I was in university for a while. The reasons I left will be left not discussed today. I was in university for some time. What does a person do when they get into university? The first thing they do is get courses assigned and textbooks.

People get their textbooks. They rush down because there is always a certain number of used textbooks available. They are available for first come, first serve. They are half price. If a person charges in there, they can get a scientific novel, a dissertation that is already highlighted and ready to go at half price.

When talking about a $1,600 bill for textbooks, what a plum to know there are plenty of textbooks, hopefully a plethora of textbooks, a cacophony, lots of textbooks all available at half price.

The member from Peace River asked what the number one priority is of a student. There is no doubt what the number one priority is. It is scholarly activity.

Jana is one of the many pages who serve us in the House of Commons. They do a wonderful job. I asked this young lady what her priorities are, what is catching her attention these days. They are getting near the end of term. They are here on a scholarly enterprise. They are here to learn and they also learn in university.

"I live to work at my scholarly activities". I said: "You look a little tired this morning. Is it possible that you have been working too hard?" She said yes, she had been working too hard. She had been up to three o'clock in the morning studying some obscure topic that probably most of us would not even understand.

I am sure that with the use of a textbook and friends of both sexes they worked together to get to the studies at hand, using every asset at her disposal and pouring herself into her work. I was impressed. I am sure that at about one or two o'clock this morning she was thinking to herself "where are those used textbooks?" It was weighing heavily on her heart. I am sure she was thinking "if they cut off the supply of used textbooks, what shall I do, I will have no opportunity to further my education". She could be relegated to spending evenings in fruitless activities or who knows what.

I think of Jana when I think of this clause. I think what a sad thing it would be if this clause were to pass unamended. It would make it impossible for her to use any of these used books.

I jest somewhat of course. However, the intent of my remarks is sound. People going to university have a limited income, limited access to books. Almost all of them are striving to make ends meet and it is a tough job. These pages here are just like everyone else. They are trying to make ends meet as well.

Why would we want to restrict the access of used books to these people and others, that it could suddenly become a problem? I do not think people who are attending university need to be concerned about limited access.

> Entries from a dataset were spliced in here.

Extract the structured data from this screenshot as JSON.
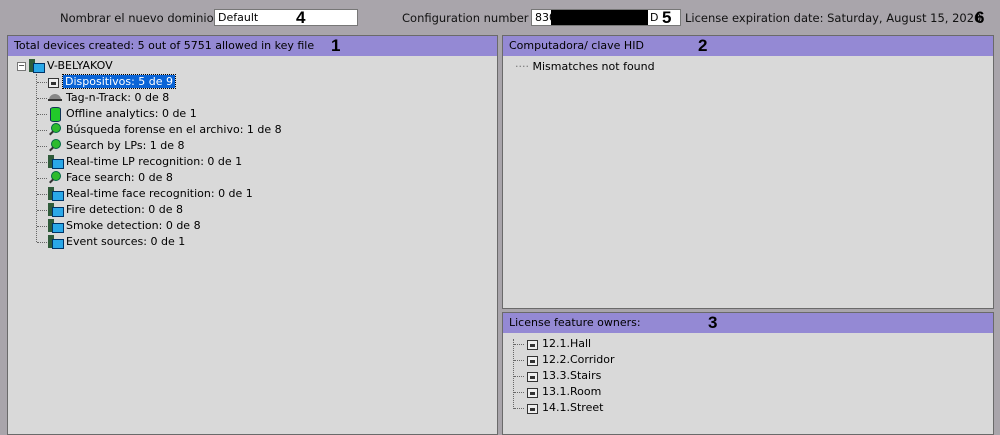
{
  "top": {
    "domain_label": "Nombrar el nuevo dominio",
    "domain_value": "Default",
    "config_label": "Configuration number",
    "config_value_prefix": "830",
    "config_value_suffix": "D",
    "expiration": "License expiration date: Saturday, August 15, 2020"
  },
  "callouts": [
    "1",
    "2",
    "3",
    "4",
    "5",
    "6"
  ],
  "left": {
    "header": "Total devices created: 5 out of 5751 allowed in key file",
    "root": "V-BELYAKOV",
    "items": [
      {
        "label": "Dispositivos: 5 de 9",
        "icon": "camera-icon"
      },
      {
        "label": "Tag-n-Track: 0 de 8",
        "icon": "dome-camera-icon"
      },
      {
        "label": "Offline analytics: 0 de 1",
        "icon": "database-icon"
      },
      {
        "label": "Búsqueda forense en el archivo: 1 de 8",
        "icon": "search-icon"
      },
      {
        "label": "Search by LPs: 1 de 8",
        "icon": "search-icon"
      },
      {
        "label": "Real-time LP recognition: 0 de 1",
        "icon": "computer-icon"
      },
      {
        "label": "Face search: 0 de 8",
        "icon": "search-icon"
      },
      {
        "label": "Real-time face recognition: 0 de 1",
        "icon": "computer-icon"
      },
      {
        "label": "Fire detection: 0 de 8",
        "icon": "computer-icon"
      },
      {
        "label": "Smoke detection: 0 de 8",
        "icon": "computer-icon"
      },
      {
        "label": "Event sources: 0 de 1",
        "icon": "computer-icon"
      }
    ]
  },
  "hid": {
    "header": "Computadora/ clave HID",
    "message": "Mismatches not found"
  },
  "owners": {
    "header": "License feature owners:",
    "items": [
      "12.1.Hall",
      "12.2.Corridor",
      "13.3.Stairs",
      "13.1.Room",
      "14.1.Street"
    ]
  }
}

I say if used books can be found by the bus load, bring them in and sell them at half price, let the students benefit. After all, many scholarly books are only scholarly for that short university period. Let us recycle them, use them up and give the students a break.